Records from a data collection
◇ ◇ ◇ ◇ ◇ ◇ ◇

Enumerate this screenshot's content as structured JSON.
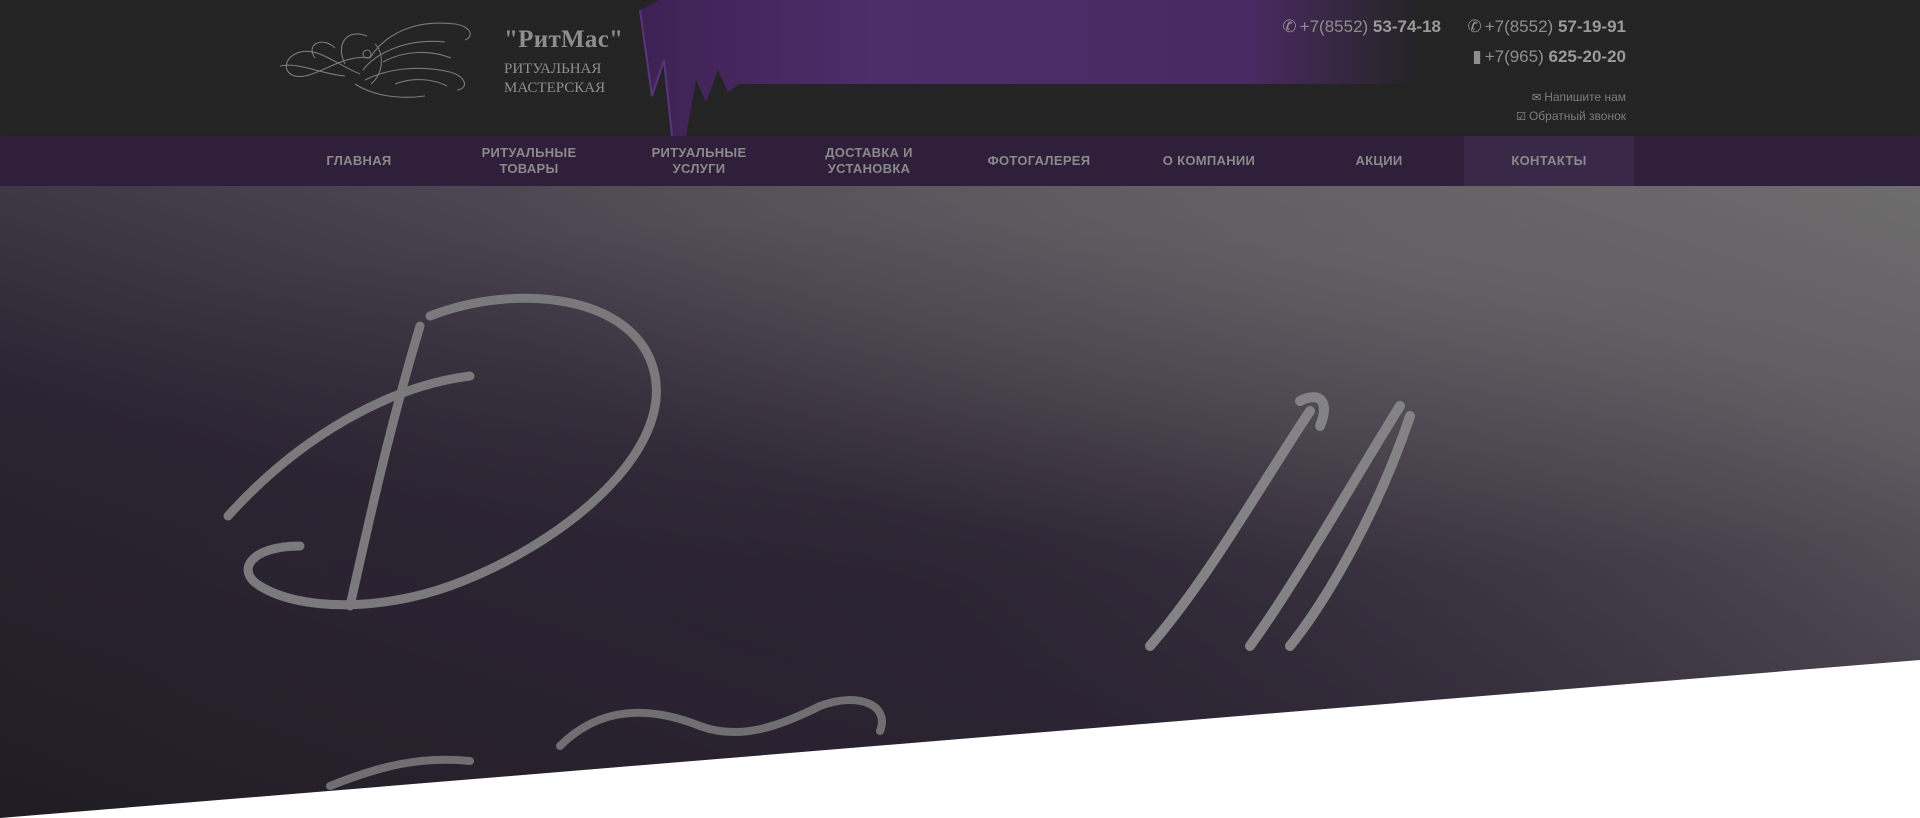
{
  "brand": {
    "name": "\"РитМас\"",
    "subtitle_line1": "РИТУАЛЬНАЯ",
    "subtitle_line2": "МАСТЕРСКАЯ"
  },
  "contacts": {
    "phone1_prefix": "+7(8552) ",
    "phone1_main": "53-74-18",
    "phone2_prefix": "+7(8552) ",
    "phone2_main": "57-19-91",
    "phone3_prefix": "+7(965) ",
    "phone3_main": "625-20-20",
    "write_us": "Напишите нам",
    "callback": "Обратный звонок"
  },
  "icons": {
    "phone1": "phone-icon",
    "phone2": "phone-icon",
    "phone3": "mobile-icon",
    "write_us": "envelope-icon",
    "callback": "checkbox-icon"
  },
  "nav": {
    "items": [
      {
        "label": "ГЛАВНАЯ"
      },
      {
        "label": "РИТУАЛЬНЫЕ ТОВАРЫ"
      },
      {
        "label": "РИТУАЛЬНЫЕ УСЛУГИ"
      },
      {
        "label": "ДОСТАВКА И УСТАНОВКА"
      },
      {
        "label": "ФОТОГАЛЕРЕЯ"
      },
      {
        "label": "О КОМПАНИИ"
      },
      {
        "label": "АКЦИИ"
      },
      {
        "label": "КОНТАКТЫ"
      }
    ],
    "active": "КОНТАКТЫ"
  },
  "colors": {
    "header_bg": "#242424",
    "accent_purple": "#4a2a62",
    "nav_bg": "#2f1f3a",
    "text_gray": "#8e8e8e",
    "hero_dark": "#2b2630",
    "footer_white": "#ffffff"
  }
}
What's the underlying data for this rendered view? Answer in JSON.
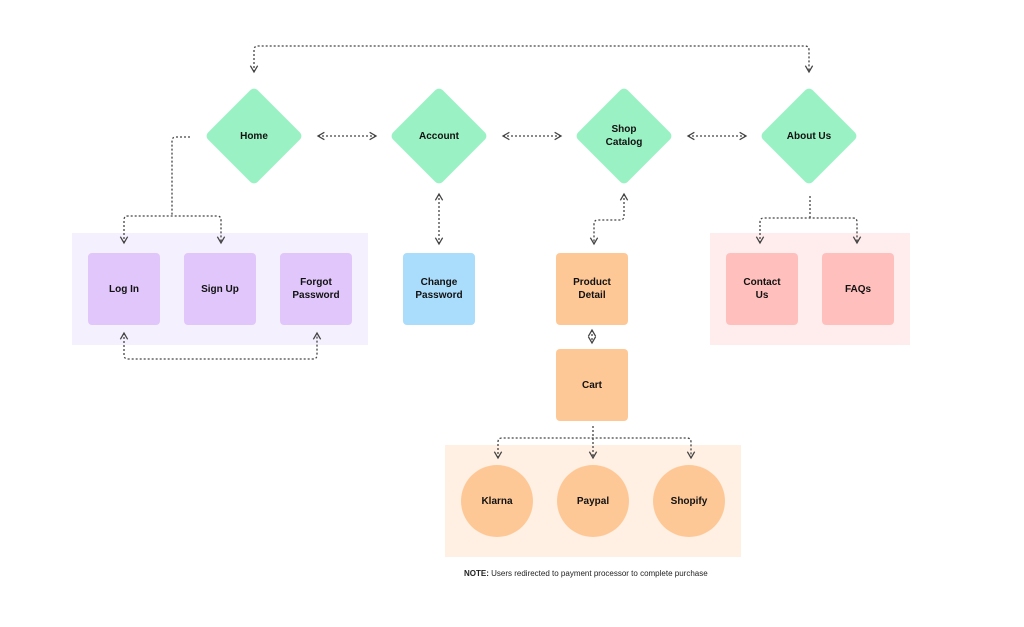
{
  "colors": {
    "nav_node": "#9af2c4",
    "auth_group_bg": "#f5f0fd",
    "auth_node": "#e0c6fa",
    "account_node": "#aadcfb",
    "shop_node": "#fec896",
    "payment_group_bg": "#fff0e3",
    "about_group_bg": "#ffecec",
    "about_node": "#ffc0bd",
    "connector": "#444444"
  },
  "nav": [
    {
      "id": "home",
      "label": "Home"
    },
    {
      "id": "account",
      "label": "Account"
    },
    {
      "id": "shop-catalog",
      "label": "Shop Catalog"
    },
    {
      "id": "about-us",
      "label": "About Us"
    }
  ],
  "auth_pages": [
    {
      "id": "log-in",
      "label": "Log In"
    },
    {
      "id": "sign-up",
      "label": "Sign Up"
    },
    {
      "id": "forgot-password",
      "label": "Forgot Password"
    }
  ],
  "account_pages": [
    {
      "id": "change-password",
      "label": "Change Password"
    }
  ],
  "shop_pages": [
    {
      "id": "product-detail",
      "label": "Product Detail"
    },
    {
      "id": "cart",
      "label": "Cart"
    }
  ],
  "payment_processors": [
    {
      "id": "klarna",
      "label": "Klarna"
    },
    {
      "id": "paypal",
      "label": "Paypal"
    },
    {
      "id": "shopify",
      "label": "Shopify"
    }
  ],
  "about_pages": [
    {
      "id": "contact-us",
      "label": "Contact Us"
    },
    {
      "id": "faqs",
      "label": "FAQs"
    }
  ],
  "note": {
    "prefix": "NOTE:",
    "text": " Users redirected to payment processor to complete purchase"
  }
}
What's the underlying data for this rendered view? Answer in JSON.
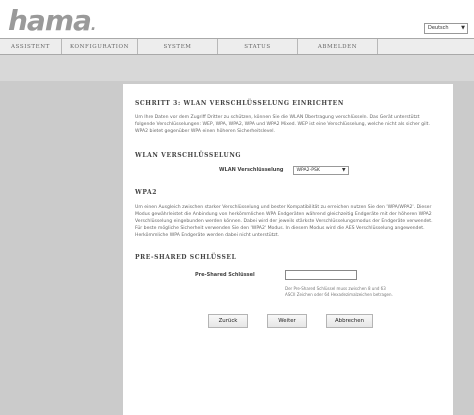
{
  "logo": {
    "text": "hama",
    "dot": "."
  },
  "language": {
    "selected": "Deutsch"
  },
  "nav": {
    "items": [
      {
        "label": "ASSISTENT"
      },
      {
        "label": "KONFIGURATION"
      },
      {
        "label": "SYSTEM"
      },
      {
        "label": "STATUS"
      },
      {
        "label": "ABMELDEN"
      }
    ]
  },
  "main": {
    "step_title": "SCHRITT 3: WLAN VERSCHLÜSSELUNG EINRICHTEN",
    "step_text": "Um Ihre Daten vor dem Zugriff Dritter zu schützen, können Sie die WLAN Übertragung verschlüsseln. Das Gerät unterstützt folgende Verschlüsselungen: WEP, WPA, WPA2, WPA und WPA2 Mixed. WEP ist eine Verschlüsselung, welche nicht als sicher gilt. WPA2 bietet gegenüber WPA einen höheren Sicherheitslevel.",
    "wlan_section": {
      "title": "WLAN VERSCHLÜSSELUNG",
      "field_label": "WLAN Verschlüsselung",
      "selected": "WPA2-PSK"
    },
    "wpa2_section": {
      "title": "WPA2",
      "text": "Um einen Ausgleich zwischen starker Verschlüsselung und bester Kompatibilität zu erreichen nutzen Sie den 'WPA/WPA2'. Dieser Modus gewährleistet die Anbindung von herkömmlichen WPA Endgeräten während gleichzeitig Endgeräte mit der höheren WPA2 Verschlüsselung eingebunden werden können. Dabei wird der jeweils stärkste Verschlüsselungsmodus der Endgeräte verwendet. Für beste mögliche Sicherheit verwenden Sie den 'WPA2' Modus. In diesem Modus wird die AES Verschlüsselung angewendet. Herkömmliche WPA Endgeräte werden dabei nicht unterstützt."
    },
    "psk_section": {
      "title": "PRE-SHARED SCHLÜSSEL",
      "field_label": "Pre-Shared Schlüssel",
      "value": "",
      "hint": "Der Pre-Shared Schlüssel muss zwischen 8 und 63 ASCII Zeichen oder 64 Hexadezimalzeichen betragen."
    },
    "buttons": {
      "back": "Zurück",
      "next": "Weiter",
      "cancel": "Abbrechen"
    }
  }
}
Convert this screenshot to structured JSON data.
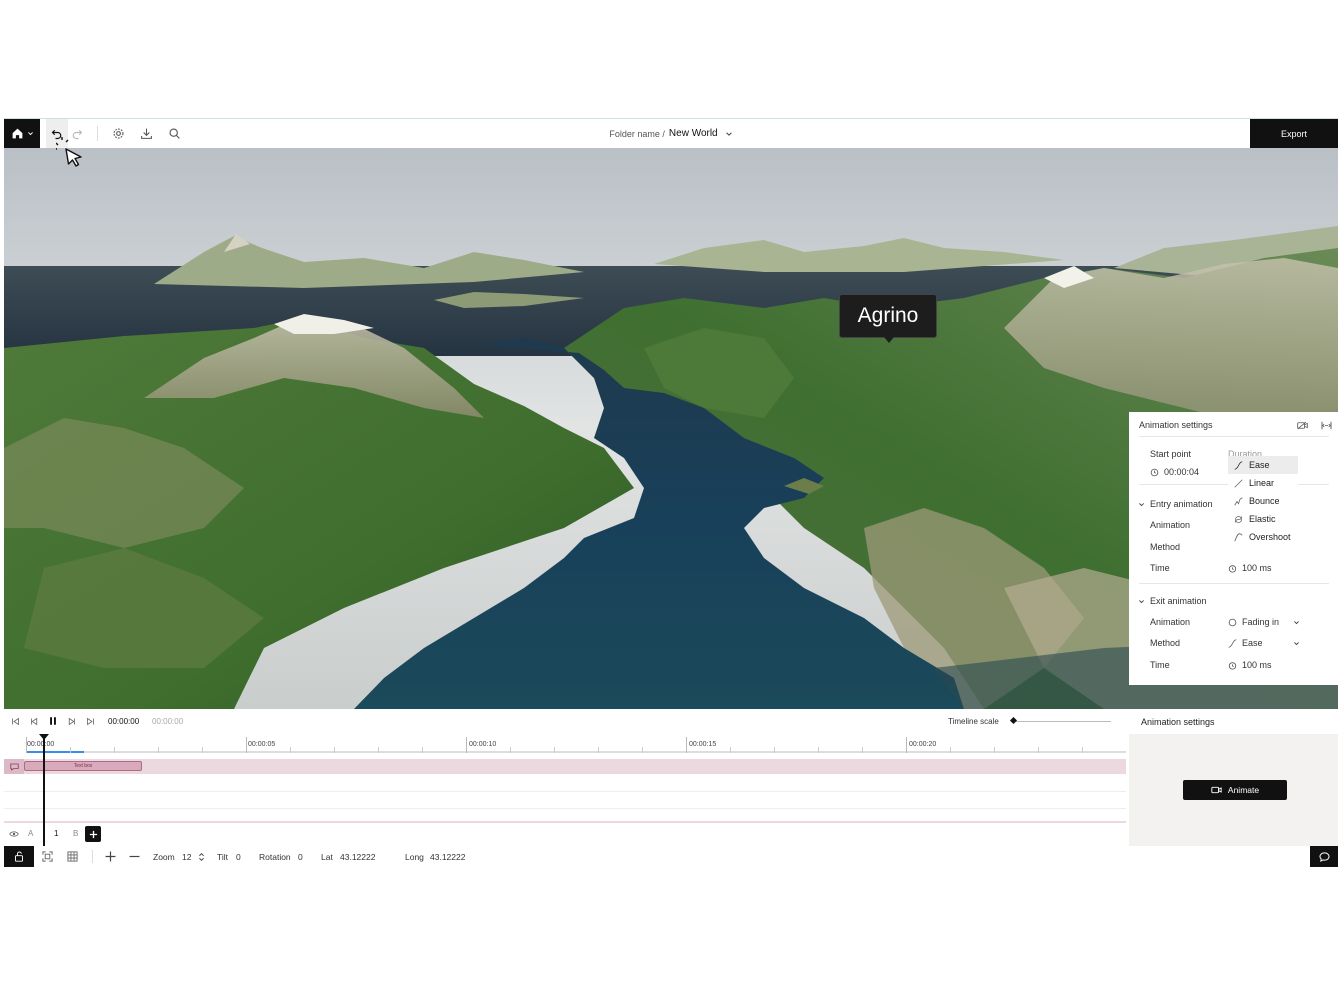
{
  "topbar": {
    "folder": "Folder name /",
    "title": "New World",
    "export_label": "Export"
  },
  "map": {
    "place_label": "Agrino"
  },
  "animation_panel": {
    "title": "Animation settings",
    "start_point_label": "Start point",
    "start_point_value": "00:00:04",
    "hidden_header": "Duration",
    "entry": {
      "title": "Entry animation",
      "animation_label": "Animation",
      "method_label": "Method",
      "time_label": "Time",
      "time_value": "100 ms"
    },
    "exit": {
      "title": "Exit animation",
      "animation_label": "Animation",
      "animation_value": "Fading in",
      "method_label": "Method",
      "method_value": "Ease",
      "time_label": "Time",
      "time_value": "100 ms"
    },
    "method_options": [
      "Ease",
      "Linear",
      "Bounce",
      "Elastic",
      "Overshoot"
    ],
    "selected_option": "Ease"
  },
  "timeline": {
    "current_time": "00:00:00",
    "total_time": "00:00:00",
    "scale_label": "Timeline scale",
    "scale_level": 0,
    "ticks": [
      "00:00:00",
      "00:00:05",
      "00:00:10",
      "00:00:15",
      "00:00:20"
    ],
    "clip_label": "Text box",
    "layer_a": "A",
    "layer_b": "B",
    "layer_number": "1"
  },
  "side_panel": {
    "title": "Animation settings",
    "animate_label": "Animate"
  },
  "status": {
    "zoom_label": "Zoom",
    "zoom_value": "12",
    "tilt_label": "Tilt",
    "tilt_value": "0",
    "rotation_label": "Rotation",
    "rotation_value": "0",
    "lat_label": "Lat",
    "lat_value": "43.12222",
    "long_label": "Long",
    "long_value": "43.12222"
  },
  "colors": {
    "dark": "#111111",
    "clip": "#e8c8d2",
    "clip_border": "#b06a86",
    "playhead": "#111111",
    "progress": "#3a8ee6"
  }
}
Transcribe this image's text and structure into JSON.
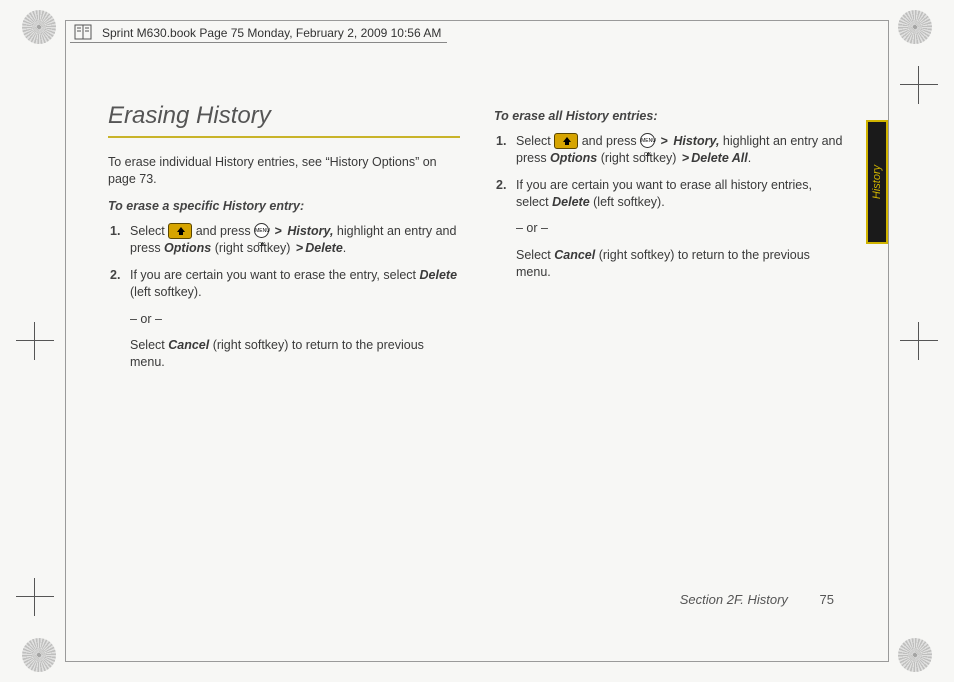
{
  "header": {
    "text": "Sprint M630.book  Page 75  Monday, February 2, 2009  10:56 AM"
  },
  "side_tab": {
    "label": "History"
  },
  "footer": {
    "section": "Section 2F. History",
    "page": "75"
  },
  "left": {
    "title": "Erasing History",
    "intro": "To erase individual History entries, see “History Options” on page 73.",
    "subhead": "To erase a specific History entry:",
    "step1_a": "Select ",
    "step1_b": " and press ",
    "step1_hist": "History,",
    "step1_c": " highlight an entry and press ",
    "step1_opt": "Options",
    "step1_d": " (right softkey) ",
    "step1_del": "Delete",
    "step1_e": ".",
    "step2_a": "If you are certain you want to erase the entry, select ",
    "step2_del": "Delete",
    "step2_b": " (left softkey).",
    "or": "– or –",
    "alt_a": "Select ",
    "alt_cancel": "Cancel",
    "alt_b": " (right softkey) to return to the previous menu."
  },
  "right": {
    "subhead": "To erase all History entries:",
    "step1_a": "Select ",
    "step1_b": " and press ",
    "step1_hist": "History,",
    "step1_c": " highlight an entry and press ",
    "step1_opt": "Options",
    "step1_d": " (right softkey) ",
    "step1_del": "Delete All",
    "step1_e": ".",
    "step2_a": "If you are certain you want to erase all history entries, select ",
    "step2_del": "Delete",
    "step2_b": " (left softkey).",
    "or": "– or –",
    "alt_a": "Select ",
    "alt_cancel": "Cancel",
    "alt_b": " (right softkey) to return to the previous menu."
  },
  "nums": {
    "one": "1.",
    "two": "2."
  },
  "menu_key_label": "MENU OK"
}
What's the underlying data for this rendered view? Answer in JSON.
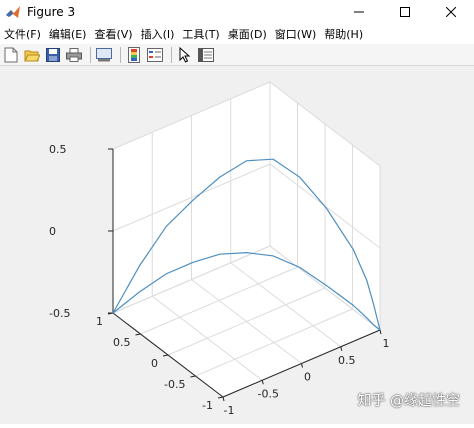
{
  "window": {
    "title": "Figure 3"
  },
  "menu": [
    {
      "label": "文件(F)"
    },
    {
      "label": "编辑(E)"
    },
    {
      "label": "查看(V)"
    },
    {
      "label": "插入(I)"
    },
    {
      "label": "工具(T)"
    },
    {
      "label": "桌面(D)"
    },
    {
      "label": "窗口(W)"
    },
    {
      "label": "帮助(H)"
    }
  ],
  "toolbar": [
    {
      "icon": "new-figure-icon"
    },
    {
      "icon": "open-folder-icon"
    },
    {
      "icon": "save-icon"
    },
    {
      "icon": "print-icon"
    },
    {
      "icon": "link-plot-icon"
    },
    {
      "icon": "insert-colorbar-icon"
    },
    {
      "icon": "insert-legend-icon"
    },
    {
      "icon": "arrow-pointer-icon"
    },
    {
      "icon": "property-inspector-icon"
    }
  ],
  "chart_data": {
    "type": "line",
    "dimension": "3d",
    "x_ticks": [
      "-1",
      "-0.5",
      "0",
      "0.5",
      "1"
    ],
    "y_ticks": [
      "-1",
      "-0.5",
      "0",
      "0.5",
      "1"
    ],
    "z_ticks": [
      "-0.5",
      "0",
      "0.5"
    ],
    "xlim": [
      -1,
      1
    ],
    "ylim": [
      -1,
      1
    ],
    "zlim": [
      -0.5,
      0.5
    ],
    "grid": true,
    "line_color": "#4d8fc1",
    "series": [
      {
        "x": [
          -1,
          -0.8,
          -0.6,
          -0.4,
          -0.2,
          0,
          0.2,
          0.4,
          0.6,
          0.8,
          0.9,
          0.95,
          1
        ],
        "y": [
          1,
          0.8,
          0.6,
          0.4,
          0.2,
          0,
          -0.2,
          -0.4,
          -0.6,
          -0.8,
          -0.9,
          -0.95,
          -1
        ],
        "z": [
          -0.5,
          -0.36,
          -0.24,
          -0.16,
          -0.1,
          -0.08,
          -0.09,
          -0.15,
          -0.25,
          -0.36,
          -0.43,
          -0.47,
          -0.5
        ]
      },
      {
        "x": [
          -1,
          -0.8,
          -0.6,
          -0.4,
          -0.2,
          0,
          0.2,
          0.4,
          0.6,
          0.8,
          0.9,
          0.95,
          1
        ],
        "y": [
          1,
          0.8,
          0.6,
          0.4,
          0.2,
          0,
          -0.2,
          -0.4,
          -0.6,
          -0.8,
          -0.9,
          -0.95,
          -1
        ],
        "z": [
          -0.5,
          -0.2,
          0.05,
          0.22,
          0.37,
          0.48,
          0.5,
          0.4,
          0.22,
          -0.02,
          -0.2,
          -0.34,
          -0.5
        ]
      }
    ]
  },
  "watermark": "知乎 @缘起性空"
}
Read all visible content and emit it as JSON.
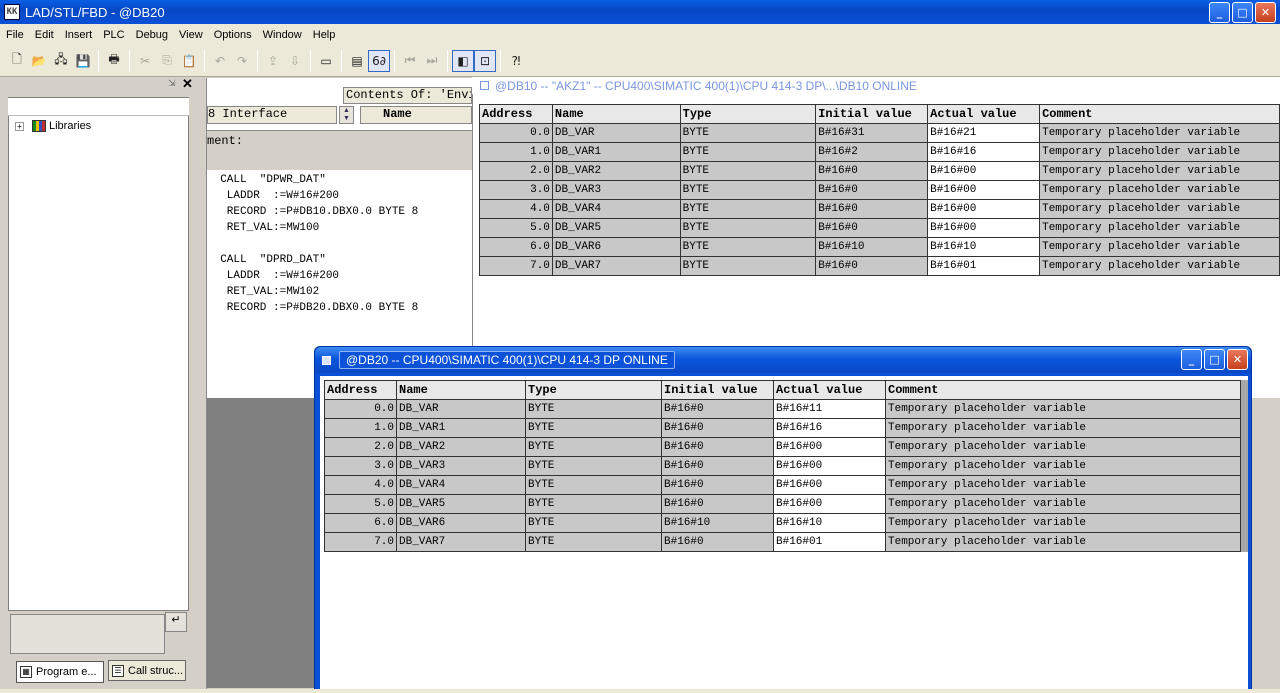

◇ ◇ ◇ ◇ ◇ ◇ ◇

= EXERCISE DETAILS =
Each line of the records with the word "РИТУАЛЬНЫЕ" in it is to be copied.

= TASK RESPONSE =
        "label": "РИТУАЛЬНЫЕ ТОВАРЫ"
        "label": "РИТУАЛЬНЫЕ УСЛУГИ"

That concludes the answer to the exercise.